“We’d left by the time of the Enniskillen Bomb but my former headmaster was killed and we knew people but I was up in Belfast at the time.”

It was in Belfast that Sydney joined the UDA.

“I got involved with the UDA after a friend of mine was lifted for murder,” he said. “I started raising money for prisoners and their families but it soon became illegal.”

Effectively he became a UDA bagman extorting protection money from building sites.

“Constructions sites and things like that and it spiralled from there,” he told the Sentinel.

He was jailed in 1987 for six years and thus fits the bill of the ‘Release’ project perfectly.

“In 1993 when I was released I got involved in the Community Arts forum and became an arts coordinator for about three years,” he said.

“It was Maureen Hetherington (of the Holywell Trust) who suggested Teya should speak to me.

“After the conversation I must admit I was little bit hesitant but it’s been a very good experience and I’m glad to have been part of it.”
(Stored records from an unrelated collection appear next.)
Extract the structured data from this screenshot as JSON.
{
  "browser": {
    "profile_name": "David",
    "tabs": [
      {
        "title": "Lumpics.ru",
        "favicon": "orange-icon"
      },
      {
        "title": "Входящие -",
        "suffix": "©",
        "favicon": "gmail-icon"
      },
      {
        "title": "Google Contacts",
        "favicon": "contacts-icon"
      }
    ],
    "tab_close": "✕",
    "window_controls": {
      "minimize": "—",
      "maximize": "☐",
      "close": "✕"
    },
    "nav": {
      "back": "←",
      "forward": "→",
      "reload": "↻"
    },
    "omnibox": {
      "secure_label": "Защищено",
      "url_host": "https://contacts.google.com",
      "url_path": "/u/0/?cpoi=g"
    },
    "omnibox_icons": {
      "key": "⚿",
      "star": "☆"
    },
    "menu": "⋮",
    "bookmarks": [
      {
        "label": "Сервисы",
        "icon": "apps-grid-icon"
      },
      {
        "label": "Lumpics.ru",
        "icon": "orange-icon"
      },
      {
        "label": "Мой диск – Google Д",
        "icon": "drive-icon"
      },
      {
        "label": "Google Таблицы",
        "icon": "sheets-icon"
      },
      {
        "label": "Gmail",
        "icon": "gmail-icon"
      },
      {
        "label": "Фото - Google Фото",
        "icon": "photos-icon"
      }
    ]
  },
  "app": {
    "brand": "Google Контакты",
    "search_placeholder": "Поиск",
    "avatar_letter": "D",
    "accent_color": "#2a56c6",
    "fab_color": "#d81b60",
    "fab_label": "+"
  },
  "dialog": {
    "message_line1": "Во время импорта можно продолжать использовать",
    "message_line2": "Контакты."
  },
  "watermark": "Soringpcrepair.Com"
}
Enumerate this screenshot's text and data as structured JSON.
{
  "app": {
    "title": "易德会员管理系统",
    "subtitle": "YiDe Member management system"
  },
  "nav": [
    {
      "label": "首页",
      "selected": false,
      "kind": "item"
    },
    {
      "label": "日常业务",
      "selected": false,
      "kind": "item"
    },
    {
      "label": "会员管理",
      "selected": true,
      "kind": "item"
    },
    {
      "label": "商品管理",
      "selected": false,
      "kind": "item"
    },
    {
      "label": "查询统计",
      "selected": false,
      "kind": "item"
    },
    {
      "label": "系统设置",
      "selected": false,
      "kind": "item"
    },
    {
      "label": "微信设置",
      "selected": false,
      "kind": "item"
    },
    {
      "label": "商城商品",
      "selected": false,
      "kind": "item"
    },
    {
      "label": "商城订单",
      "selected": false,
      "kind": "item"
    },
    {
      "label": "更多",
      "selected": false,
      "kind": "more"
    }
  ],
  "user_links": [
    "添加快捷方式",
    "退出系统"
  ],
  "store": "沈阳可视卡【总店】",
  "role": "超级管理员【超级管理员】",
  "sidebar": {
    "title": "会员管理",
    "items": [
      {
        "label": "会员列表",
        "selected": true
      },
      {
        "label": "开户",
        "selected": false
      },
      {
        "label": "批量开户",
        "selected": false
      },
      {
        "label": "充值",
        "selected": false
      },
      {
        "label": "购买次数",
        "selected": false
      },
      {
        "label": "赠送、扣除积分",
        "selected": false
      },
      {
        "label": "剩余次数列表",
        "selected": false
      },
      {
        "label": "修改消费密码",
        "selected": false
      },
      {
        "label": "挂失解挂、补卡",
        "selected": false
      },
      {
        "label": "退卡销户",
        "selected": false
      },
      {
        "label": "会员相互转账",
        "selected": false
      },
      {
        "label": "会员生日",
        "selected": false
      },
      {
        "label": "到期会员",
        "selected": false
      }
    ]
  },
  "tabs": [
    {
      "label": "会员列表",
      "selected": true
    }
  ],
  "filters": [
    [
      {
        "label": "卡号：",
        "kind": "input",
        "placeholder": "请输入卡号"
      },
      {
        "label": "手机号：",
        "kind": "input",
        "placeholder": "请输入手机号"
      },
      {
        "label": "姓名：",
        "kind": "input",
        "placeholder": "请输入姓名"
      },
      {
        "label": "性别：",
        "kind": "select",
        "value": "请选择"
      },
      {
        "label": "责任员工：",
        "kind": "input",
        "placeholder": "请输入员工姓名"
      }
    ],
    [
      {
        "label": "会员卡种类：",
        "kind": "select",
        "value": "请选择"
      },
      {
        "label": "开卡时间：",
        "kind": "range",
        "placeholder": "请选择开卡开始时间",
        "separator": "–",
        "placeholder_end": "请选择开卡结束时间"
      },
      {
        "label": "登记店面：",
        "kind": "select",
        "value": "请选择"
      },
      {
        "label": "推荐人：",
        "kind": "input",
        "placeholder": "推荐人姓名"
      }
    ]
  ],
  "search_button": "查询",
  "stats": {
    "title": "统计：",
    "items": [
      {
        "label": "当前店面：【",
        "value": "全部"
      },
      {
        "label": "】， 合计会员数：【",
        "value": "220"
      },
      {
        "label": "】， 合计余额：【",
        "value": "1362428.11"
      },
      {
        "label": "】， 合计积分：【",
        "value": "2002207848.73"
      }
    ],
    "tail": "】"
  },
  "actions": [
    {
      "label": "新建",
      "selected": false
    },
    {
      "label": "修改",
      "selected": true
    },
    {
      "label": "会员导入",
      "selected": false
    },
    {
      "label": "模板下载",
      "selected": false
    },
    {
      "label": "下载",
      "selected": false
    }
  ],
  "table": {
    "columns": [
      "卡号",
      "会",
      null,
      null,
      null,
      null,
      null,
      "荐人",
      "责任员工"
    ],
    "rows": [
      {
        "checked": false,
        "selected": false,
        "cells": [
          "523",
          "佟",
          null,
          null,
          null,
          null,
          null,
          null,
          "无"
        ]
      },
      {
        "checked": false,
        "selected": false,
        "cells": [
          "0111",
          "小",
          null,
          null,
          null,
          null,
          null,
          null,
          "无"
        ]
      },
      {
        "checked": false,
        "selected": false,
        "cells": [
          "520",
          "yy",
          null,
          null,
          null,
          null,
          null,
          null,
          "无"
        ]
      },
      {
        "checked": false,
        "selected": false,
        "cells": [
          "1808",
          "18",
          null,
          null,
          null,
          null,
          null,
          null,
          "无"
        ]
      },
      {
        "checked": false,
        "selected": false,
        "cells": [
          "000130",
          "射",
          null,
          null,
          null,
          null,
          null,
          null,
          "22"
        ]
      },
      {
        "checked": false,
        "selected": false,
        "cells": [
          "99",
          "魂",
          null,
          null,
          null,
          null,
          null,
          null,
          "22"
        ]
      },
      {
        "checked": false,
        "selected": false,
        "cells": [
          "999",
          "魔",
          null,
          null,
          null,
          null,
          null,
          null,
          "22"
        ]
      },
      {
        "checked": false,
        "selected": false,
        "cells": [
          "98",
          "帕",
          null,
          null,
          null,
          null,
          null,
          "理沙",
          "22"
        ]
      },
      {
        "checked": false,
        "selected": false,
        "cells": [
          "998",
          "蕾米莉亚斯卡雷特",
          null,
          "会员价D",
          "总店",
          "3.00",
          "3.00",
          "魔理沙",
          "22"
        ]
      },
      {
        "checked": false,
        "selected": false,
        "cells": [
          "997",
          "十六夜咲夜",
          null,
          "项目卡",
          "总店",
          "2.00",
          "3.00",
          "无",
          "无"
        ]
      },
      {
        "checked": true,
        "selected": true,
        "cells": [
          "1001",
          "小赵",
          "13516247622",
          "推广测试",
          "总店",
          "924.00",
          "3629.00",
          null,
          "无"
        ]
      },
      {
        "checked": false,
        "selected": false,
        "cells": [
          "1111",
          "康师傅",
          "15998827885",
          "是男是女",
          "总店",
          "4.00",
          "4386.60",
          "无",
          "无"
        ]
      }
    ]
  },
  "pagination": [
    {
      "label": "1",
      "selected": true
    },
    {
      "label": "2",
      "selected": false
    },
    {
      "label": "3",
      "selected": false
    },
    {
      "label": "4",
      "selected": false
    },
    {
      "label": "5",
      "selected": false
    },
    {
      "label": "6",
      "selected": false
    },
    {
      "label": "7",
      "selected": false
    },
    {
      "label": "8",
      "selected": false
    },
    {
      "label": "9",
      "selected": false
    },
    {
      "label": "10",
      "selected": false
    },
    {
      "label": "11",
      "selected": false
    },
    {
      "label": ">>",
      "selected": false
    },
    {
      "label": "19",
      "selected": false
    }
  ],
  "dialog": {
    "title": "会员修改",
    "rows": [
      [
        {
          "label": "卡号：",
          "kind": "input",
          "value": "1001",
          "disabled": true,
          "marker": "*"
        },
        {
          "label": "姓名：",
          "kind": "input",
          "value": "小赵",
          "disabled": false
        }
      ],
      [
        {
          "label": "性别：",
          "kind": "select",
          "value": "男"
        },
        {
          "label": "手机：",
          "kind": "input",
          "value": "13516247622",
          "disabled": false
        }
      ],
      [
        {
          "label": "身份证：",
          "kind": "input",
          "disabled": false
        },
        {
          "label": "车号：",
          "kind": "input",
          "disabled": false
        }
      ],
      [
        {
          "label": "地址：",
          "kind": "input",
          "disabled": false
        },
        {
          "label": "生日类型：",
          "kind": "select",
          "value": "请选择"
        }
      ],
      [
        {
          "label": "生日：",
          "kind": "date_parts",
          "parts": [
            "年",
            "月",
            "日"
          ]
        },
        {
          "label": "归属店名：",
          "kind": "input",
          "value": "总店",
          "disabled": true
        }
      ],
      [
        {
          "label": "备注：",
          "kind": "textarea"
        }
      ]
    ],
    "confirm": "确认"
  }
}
Adrian Duplock was a young squaddie back in 1987 when he was deployed to Grosvenor in Enniskillen on his first tour with the Royal Signals.

During subsequent deployments he found himself in Belfast in 1990; in Bessbrook in South Armagh in 1997/98 at the time of the Omagh bomb; and in Ebrington between 1999 and 2003 towards the end of Operation Banner.

He was just 19 when his unit was tasked to the scene of the Enniskillen bomb in November 1987.

“There was mass confusion,” he said. “There was an incredible amount of human noise with people screaming and shouting.”

It was a baptism of fire for the London born soldier who had joined the army aged just 16.

A lifelong soldier Adrian went to complete numerous tours in Northern Ireland, Iraq and Afghanistan.

“I was back in 1990 in Belfast with the Scots Guards and in 1997/98 was in South Armagh at the time of the Omagh bomb, which was a very deflating experience,” he said.

Despite the demoralising effect of Omagh, Adrian said that during a subsequent deployment to Londonderry, it was noticeable how things had progressed.

“From 1999 to 2003 I was based at Ebrington and it was a good bit better. Compared to what it was like back in 1987 when I first came here.

“There were hardly any vehicle check points. Things were becoming normal,” he said.

Like Sydney he sees the ‘Release’ project as extremely worthwhile - a cathartic and humanising experience for everyone involved.

He said that speaking to people like Vincent Coyle, he began to get an insight into the roots of the Troubles, beyond 1969, where his own knowledge had previously abruptly stopped.

It’s been an educational experience, he told the paper, which has allowed everyone to see things from another mans’ perspective.

“It’s a good project and brings people together and allows them to see the human beings behind the labels and the uniforms,” he said.

With original music by internationally acclaimed Brian Irvine and Film by Declan Keeney, ‘Release’ premiers at the Playhouse on Thursday, October 25 and will perform another 11 shows at venues throughout Northern Ireland and the Border Counties.